EXERCISE OBJECTIVE:
Print out the data below in full and exactly, skipping the pictures.
────────────────────
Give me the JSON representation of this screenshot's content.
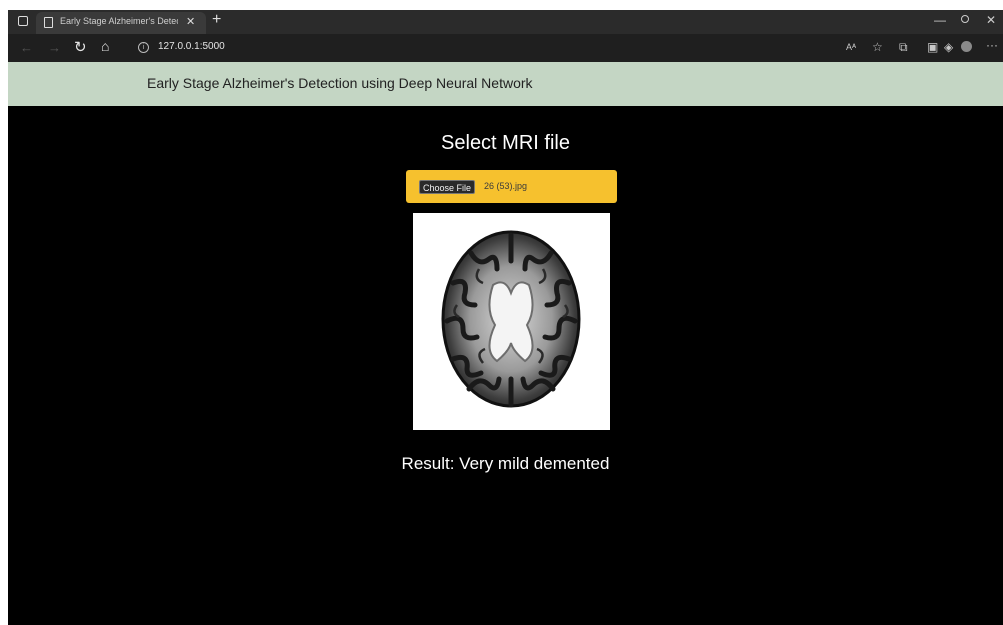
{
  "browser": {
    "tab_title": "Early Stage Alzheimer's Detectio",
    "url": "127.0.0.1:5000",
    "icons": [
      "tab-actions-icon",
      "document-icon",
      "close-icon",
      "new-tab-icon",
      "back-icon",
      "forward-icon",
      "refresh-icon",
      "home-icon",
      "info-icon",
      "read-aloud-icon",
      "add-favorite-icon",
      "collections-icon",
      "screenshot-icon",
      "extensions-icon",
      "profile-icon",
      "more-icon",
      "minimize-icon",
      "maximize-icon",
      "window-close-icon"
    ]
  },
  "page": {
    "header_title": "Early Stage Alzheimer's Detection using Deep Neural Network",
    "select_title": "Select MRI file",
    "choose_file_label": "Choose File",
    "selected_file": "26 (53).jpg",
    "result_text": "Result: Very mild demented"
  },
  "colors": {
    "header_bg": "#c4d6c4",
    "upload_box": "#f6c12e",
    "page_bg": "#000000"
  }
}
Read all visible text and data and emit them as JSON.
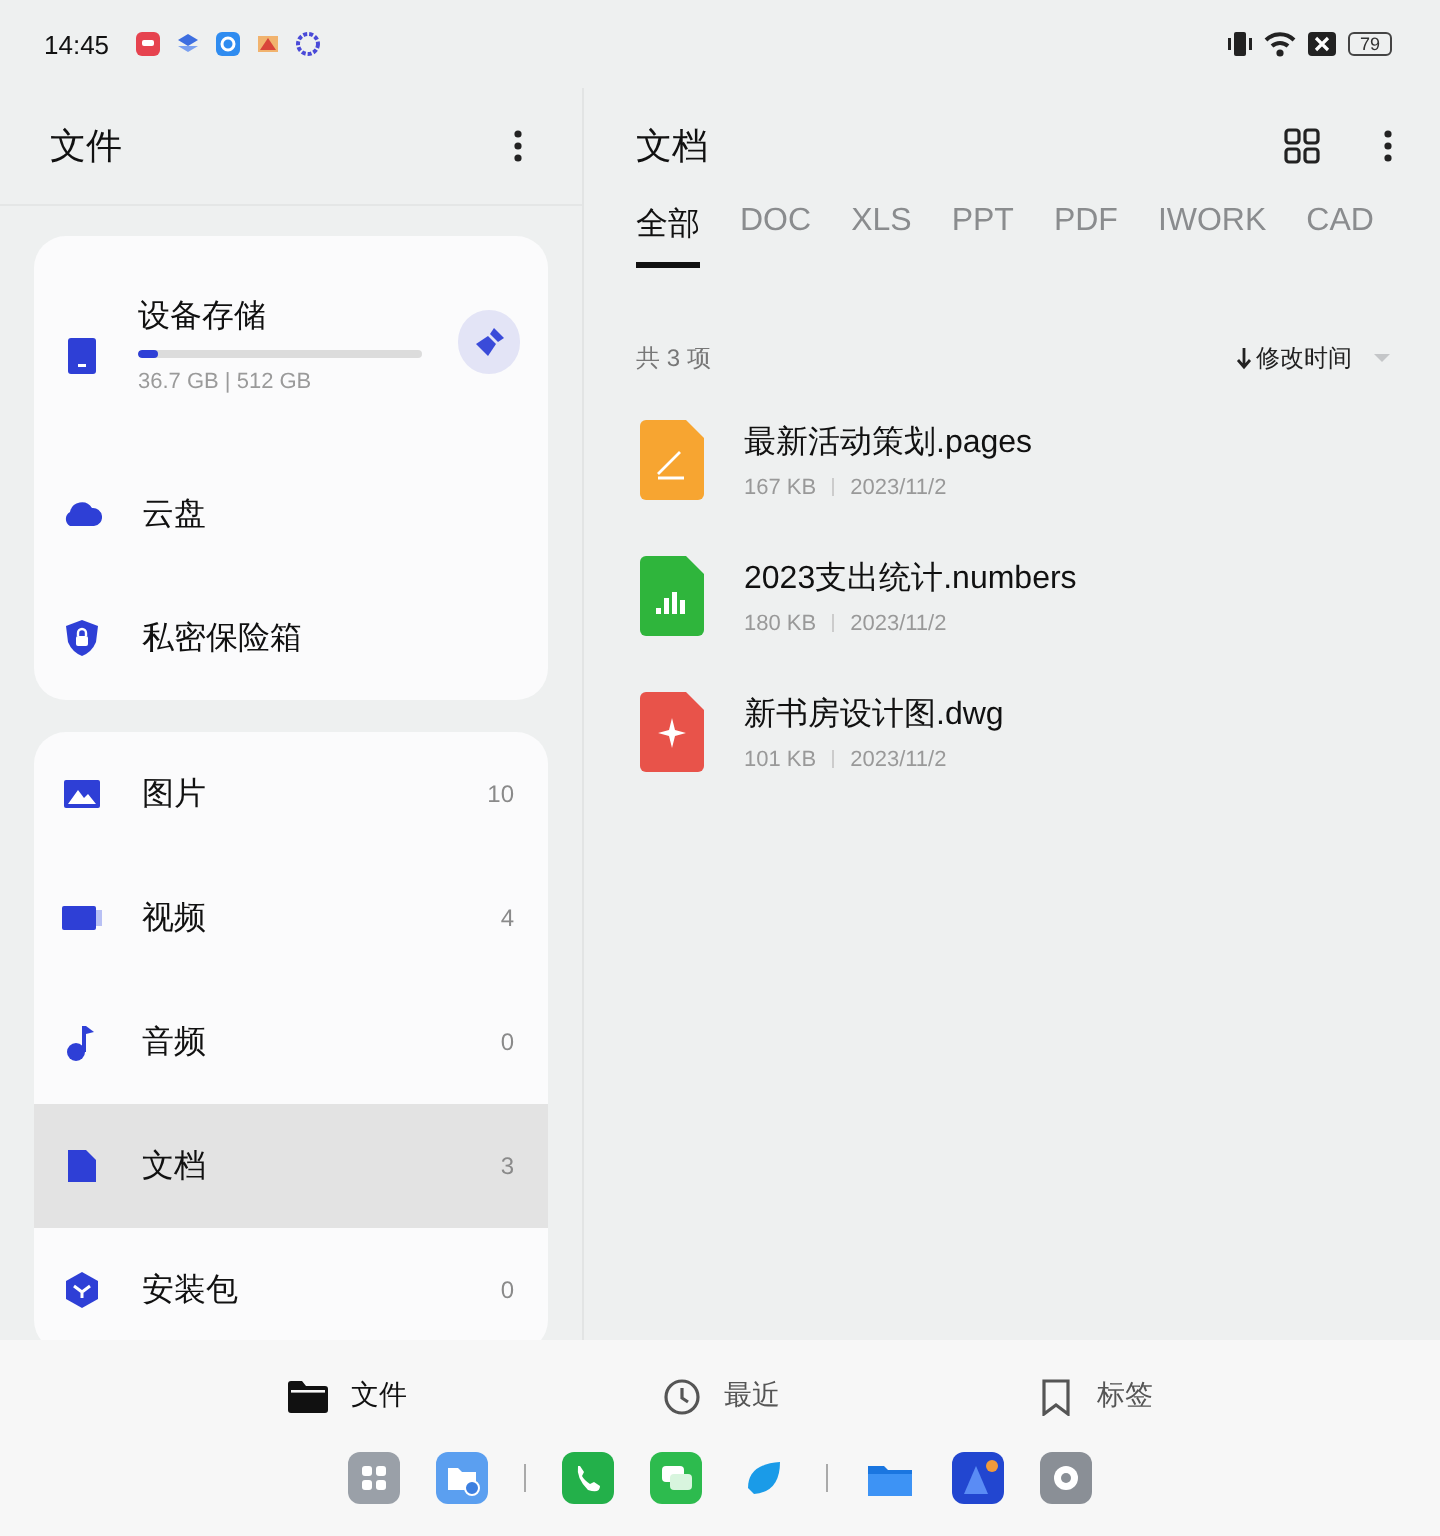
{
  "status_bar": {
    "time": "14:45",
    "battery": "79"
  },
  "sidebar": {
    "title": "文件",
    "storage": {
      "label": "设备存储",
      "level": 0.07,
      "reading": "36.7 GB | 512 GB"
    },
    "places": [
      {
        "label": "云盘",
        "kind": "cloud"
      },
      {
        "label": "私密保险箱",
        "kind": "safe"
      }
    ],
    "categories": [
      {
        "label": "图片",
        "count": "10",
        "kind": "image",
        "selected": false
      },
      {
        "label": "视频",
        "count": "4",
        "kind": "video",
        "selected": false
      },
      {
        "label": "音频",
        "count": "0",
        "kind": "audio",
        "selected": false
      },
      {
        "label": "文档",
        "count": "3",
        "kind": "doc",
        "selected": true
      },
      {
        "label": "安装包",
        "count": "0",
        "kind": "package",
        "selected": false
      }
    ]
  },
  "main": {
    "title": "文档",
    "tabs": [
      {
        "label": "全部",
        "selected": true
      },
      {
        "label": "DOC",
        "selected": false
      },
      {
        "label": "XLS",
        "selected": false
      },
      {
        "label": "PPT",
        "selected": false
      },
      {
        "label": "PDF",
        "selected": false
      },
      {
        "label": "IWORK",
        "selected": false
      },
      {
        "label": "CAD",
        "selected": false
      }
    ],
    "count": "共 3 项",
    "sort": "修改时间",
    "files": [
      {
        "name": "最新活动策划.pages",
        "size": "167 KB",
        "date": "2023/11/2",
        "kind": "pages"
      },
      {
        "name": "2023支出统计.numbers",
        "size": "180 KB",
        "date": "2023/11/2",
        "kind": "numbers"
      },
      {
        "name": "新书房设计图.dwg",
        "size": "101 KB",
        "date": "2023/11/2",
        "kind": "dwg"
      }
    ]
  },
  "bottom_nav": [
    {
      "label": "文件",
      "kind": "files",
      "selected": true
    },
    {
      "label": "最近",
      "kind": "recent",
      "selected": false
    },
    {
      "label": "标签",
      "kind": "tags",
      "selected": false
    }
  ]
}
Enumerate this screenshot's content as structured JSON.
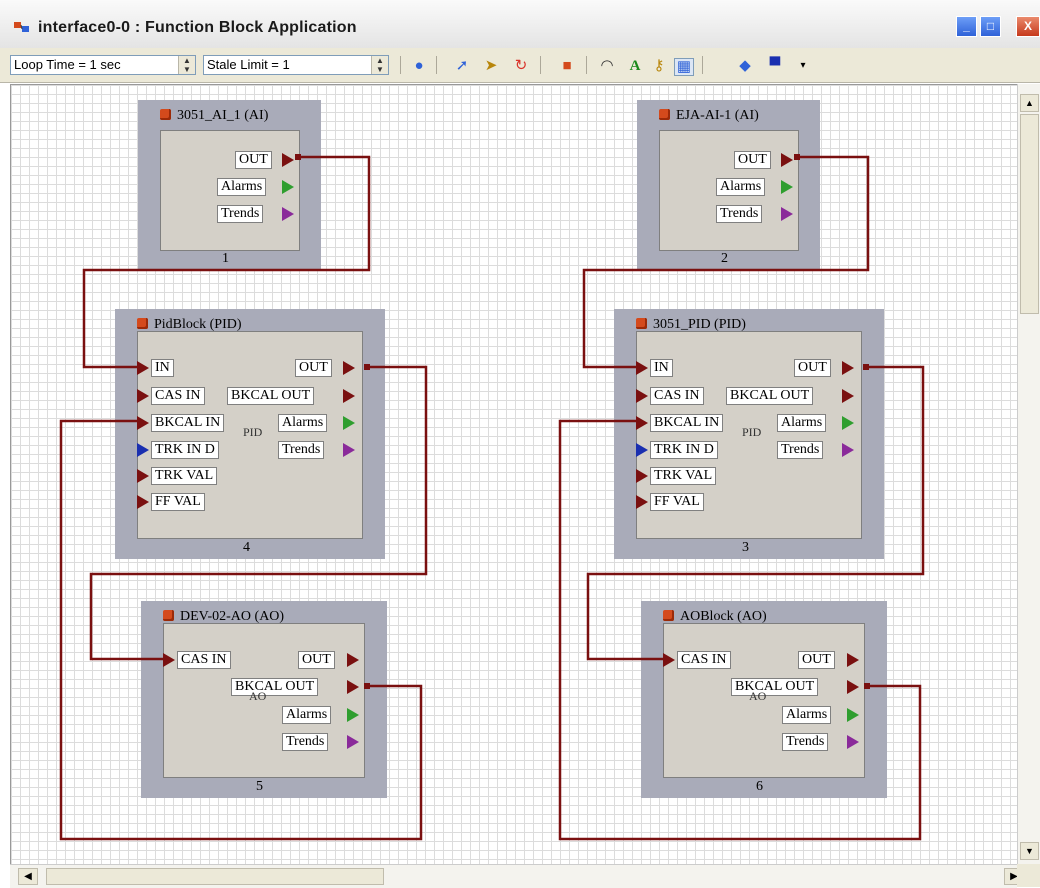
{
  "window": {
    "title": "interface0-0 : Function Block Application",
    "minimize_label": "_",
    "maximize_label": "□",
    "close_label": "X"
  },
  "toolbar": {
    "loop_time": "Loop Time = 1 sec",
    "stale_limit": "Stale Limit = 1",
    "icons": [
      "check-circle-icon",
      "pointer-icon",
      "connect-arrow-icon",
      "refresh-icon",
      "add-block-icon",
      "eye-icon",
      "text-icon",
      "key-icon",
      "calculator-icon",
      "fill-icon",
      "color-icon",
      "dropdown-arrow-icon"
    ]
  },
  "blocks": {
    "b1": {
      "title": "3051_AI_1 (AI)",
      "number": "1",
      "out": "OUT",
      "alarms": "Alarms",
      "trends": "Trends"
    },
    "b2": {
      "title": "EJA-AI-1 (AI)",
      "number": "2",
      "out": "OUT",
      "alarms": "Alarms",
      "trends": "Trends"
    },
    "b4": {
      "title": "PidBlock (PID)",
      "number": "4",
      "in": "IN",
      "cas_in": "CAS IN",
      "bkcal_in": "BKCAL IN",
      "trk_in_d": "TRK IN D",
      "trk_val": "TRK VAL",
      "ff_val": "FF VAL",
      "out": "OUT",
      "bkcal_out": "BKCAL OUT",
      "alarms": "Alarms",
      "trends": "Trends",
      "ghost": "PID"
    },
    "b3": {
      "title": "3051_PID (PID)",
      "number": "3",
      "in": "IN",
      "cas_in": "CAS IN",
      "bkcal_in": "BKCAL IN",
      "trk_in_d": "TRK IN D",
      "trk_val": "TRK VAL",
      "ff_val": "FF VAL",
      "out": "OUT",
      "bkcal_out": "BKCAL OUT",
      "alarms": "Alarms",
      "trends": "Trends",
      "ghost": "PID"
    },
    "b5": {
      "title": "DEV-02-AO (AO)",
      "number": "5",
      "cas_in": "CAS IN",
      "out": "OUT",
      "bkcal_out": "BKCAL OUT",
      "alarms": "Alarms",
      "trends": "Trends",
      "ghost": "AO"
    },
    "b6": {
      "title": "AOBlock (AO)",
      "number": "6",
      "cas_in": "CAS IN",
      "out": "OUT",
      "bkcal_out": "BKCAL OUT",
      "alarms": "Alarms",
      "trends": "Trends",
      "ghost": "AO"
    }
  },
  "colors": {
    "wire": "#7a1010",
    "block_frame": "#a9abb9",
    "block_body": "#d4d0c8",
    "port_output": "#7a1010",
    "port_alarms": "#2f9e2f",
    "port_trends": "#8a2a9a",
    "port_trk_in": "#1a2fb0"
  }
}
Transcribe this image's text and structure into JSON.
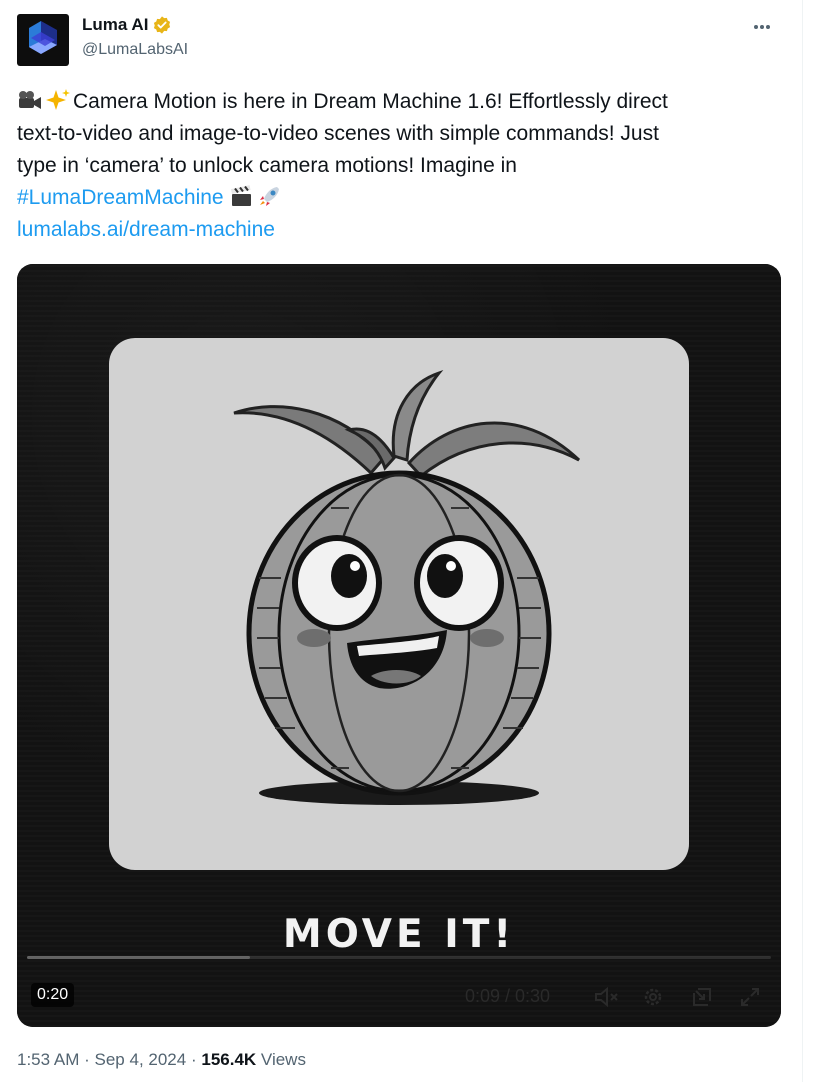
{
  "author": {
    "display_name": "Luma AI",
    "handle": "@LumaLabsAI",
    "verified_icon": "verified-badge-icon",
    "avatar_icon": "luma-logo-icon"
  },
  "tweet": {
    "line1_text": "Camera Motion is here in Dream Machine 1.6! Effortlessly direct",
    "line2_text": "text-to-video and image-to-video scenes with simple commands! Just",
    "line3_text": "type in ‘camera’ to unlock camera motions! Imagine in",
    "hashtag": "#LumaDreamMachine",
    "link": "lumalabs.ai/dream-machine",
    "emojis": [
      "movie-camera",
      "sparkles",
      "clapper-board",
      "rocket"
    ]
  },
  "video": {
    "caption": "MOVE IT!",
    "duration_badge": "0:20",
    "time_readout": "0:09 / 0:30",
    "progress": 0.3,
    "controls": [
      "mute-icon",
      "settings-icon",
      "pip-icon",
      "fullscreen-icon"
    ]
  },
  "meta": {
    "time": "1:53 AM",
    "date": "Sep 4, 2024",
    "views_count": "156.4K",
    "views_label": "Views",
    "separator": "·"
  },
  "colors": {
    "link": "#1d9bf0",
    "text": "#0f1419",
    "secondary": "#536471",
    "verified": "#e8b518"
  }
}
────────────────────
ANSWER TO THIS EXERCISE:
Give me the JSON representation of this screenshot's content.
{
  "browser": {
    "tab_title": "Early Stage Alzheimer's Detectio",
    "url": "127.0.0.1:5000",
    "icons": [
      "tab-actions-icon",
      "document-icon",
      "close-icon",
      "new-tab-icon",
      "back-icon",
      "forward-icon",
      "refresh-icon",
      "home-icon",
      "info-icon",
      "read-aloud-icon",
      "add-favorite-icon",
      "collections-icon",
      "screenshot-icon",
      "extensions-icon",
      "profile-icon",
      "more-icon",
      "minimize-icon",
      "maximize-icon",
      "window-close-icon"
    ]
  },
  "page": {
    "header_title": "Early Stage Alzheimer's Detection using Deep Neural Network",
    "select_title": "Select MRI file",
    "choose_file_label": "Choose File",
    "selected_file": "26 (53).jpg",
    "result_text": "Result: Very mild demented"
  },
  "colors": {
    "header_bg": "#c4d6c4",
    "upload_box": "#f6c12e",
    "page_bg": "#000000"
  }
}
Read all visible text and data and emit them as JSON.
{
  "status_bar": {
    "time": "14:45",
    "battery": "79"
  },
  "sidebar": {
    "title": "文件",
    "storage": {
      "label": "设备存储",
      "level": 0.07,
      "reading": "36.7 GB | 512 GB"
    },
    "places": [
      {
        "label": "云盘",
        "kind": "cloud"
      },
      {
        "label": "私密保险箱",
        "kind": "safe"
      }
    ],
    "categories": [
      {
        "label": "图片",
        "count": "10",
        "kind": "image",
        "selected": false
      },
      {
        "label": "视频",
        "count": "4",
        "kind": "video",
        "selected": false
      },
      {
        "label": "音频",
        "count": "0",
        "kind": "audio",
        "selected": false
      },
      {
        "label": "文档",
        "count": "3",
        "kind": "doc",
        "selected": true
      },
      {
        "label": "安装包",
        "count": "0",
        "kind": "package",
        "selected": false
      }
    ]
  },
  "main": {
    "title": "文档",
    "tabs": [
      {
        "label": "全部",
        "selected": true
      },
      {
        "label": "DOC",
        "selected": false
      },
      {
        "label": "XLS",
        "selected": false
      },
      {
        "label": "PPT",
        "selected": false
      },
      {
        "label": "PDF",
        "selected": false
      },
      {
        "label": "IWORK",
        "selected": false
      },
      {
        "label": "CAD",
        "selected": false
      }
    ],
    "count": "共 3 项",
    "sort": "修改时间",
    "files": [
      {
        "name": "最新活动策划.pages",
        "size": "167 KB",
        "date": "2023/11/2",
        "kind": "pages"
      },
      {
        "name": "2023支出统计.numbers",
        "size": "180 KB",
        "date": "2023/11/2",
        "kind": "numbers"
      },
      {
        "name": "新书房设计图.dwg",
        "size": "101 KB",
        "date": "2023/11/2",
        "kind": "dwg"
      }
    ]
  },
  "bottom_nav": [
    {
      "label": "文件",
      "kind": "files",
      "selected": true
    },
    {
      "label": "最近",
      "kind": "recent",
      "selected": false
    },
    {
      "label": "标签",
      "kind": "tags",
      "selected": false
    }
  ]
}
Enumerate this screenshot's content as structured JSON.
{
  "window": {
    "title": "interface0-0 : Function Block Application",
    "minimize_label": "_",
    "maximize_label": "□",
    "close_label": "X"
  },
  "toolbar": {
    "loop_time": "Loop Time = 1 sec",
    "stale_limit": "Stale Limit = 1",
    "icons": [
      "check-circle-icon",
      "pointer-icon",
      "connect-arrow-icon",
      "refresh-icon",
      "add-block-icon",
      "eye-icon",
      "text-icon",
      "key-icon",
      "calculator-icon",
      "fill-icon",
      "color-icon",
      "dropdown-arrow-icon"
    ]
  },
  "blocks": {
    "b1": {
      "title": "3051_AI_1 (AI)",
      "number": "1",
      "out": "OUT",
      "alarms": "Alarms",
      "trends": "Trends"
    },
    "b2": {
      "title": "EJA-AI-1 (AI)",
      "number": "2",
      "out": "OUT",
      "alarms": "Alarms",
      "trends": "Trends"
    },
    "b4": {
      "title": "PidBlock (PID)",
      "number": "4",
      "in": "IN",
      "cas_in": "CAS IN",
      "bkcal_in": "BKCAL IN",
      "trk_in_d": "TRK IN D",
      "trk_val": "TRK VAL",
      "ff_val": "FF VAL",
      "out": "OUT",
      "bkcal_out": "BKCAL OUT",
      "alarms": "Alarms",
      "trends": "Trends",
      "ghost": "PID"
    },
    "b3": {
      "title": "3051_PID (PID)",
      "number": "3",
      "in": "IN",
      "cas_in": "CAS IN",
      "bkcal_in": "BKCAL IN",
      "trk_in_d": "TRK IN D",
      "trk_val": "TRK VAL",
      "ff_val": "FF VAL",
      "out": "OUT",
      "bkcal_out": "BKCAL OUT",
      "alarms": "Alarms",
      "trends": "Trends",
      "ghost": "PID"
    },
    "b5": {
      "title": "DEV-02-AO (AO)",
      "number": "5",
      "cas_in": "CAS IN",
      "out": "OUT",
      "bkcal_out": "BKCAL OUT",
      "alarms": "Alarms",
      "trends": "Trends",
      "ghost": "AO"
    },
    "b6": {
      "title": "AOBlock (AO)",
      "number": "6",
      "cas_in": "CAS IN",
      "out": "OUT",
      "bkcal_out": "BKCAL OUT",
      "alarms": "Alarms",
      "trends": "Trends",
      "ghost": "AO"
    }
  },
  "colors": {
    "wire": "#7a1010",
    "block_frame": "#a9abb9",
    "block_body": "#d4d0c8",
    "port_output": "#7a1010",
    "port_alarms": "#2f9e2f",
    "port_trends": "#8a2a9a",
    "port_trk_in": "#1a2fb0"
  }
}
Transcribe this image's text and structure into JSON.
{
  "author": {
    "display_name": "Luma AI",
    "handle": "@LumaLabsAI",
    "verified_icon": "verified-badge-icon",
    "avatar_icon": "luma-logo-icon"
  },
  "tweet": {
    "line1_text": "Camera Motion is here in Dream Machine 1.6! Effortlessly direct",
    "line2_text": "text-to-video and image-to-video scenes with simple commands! Just",
    "line3_text": "type in ‘camera’ to unlock camera motions! Imagine in",
    "hashtag": "#LumaDreamMachine",
    "link": "lumalabs.ai/dream-machine",
    "emojis": [
      "movie-camera",
      "sparkles",
      "clapper-board",
      "rocket"
    ]
  },
  "video": {
    "caption": "MOVE IT!",
    "duration_badge": "0:20",
    "time_readout": "0:09 / 0:30",
    "progress": 0.3,
    "controls": [
      "mute-icon",
      "settings-icon",
      "pip-icon",
      "fullscreen-icon"
    ]
  },
  "meta": {
    "time": "1:53 AM",
    "date": "Sep 4, 2024",
    "views_count": "156.4K",
    "views_label": "Views",
    "separator": "·"
  },
  "colors": {
    "link": "#1d9bf0",
    "text": "#0f1419",
    "secondary": "#536471",
    "verified": "#e8b518"
  }
}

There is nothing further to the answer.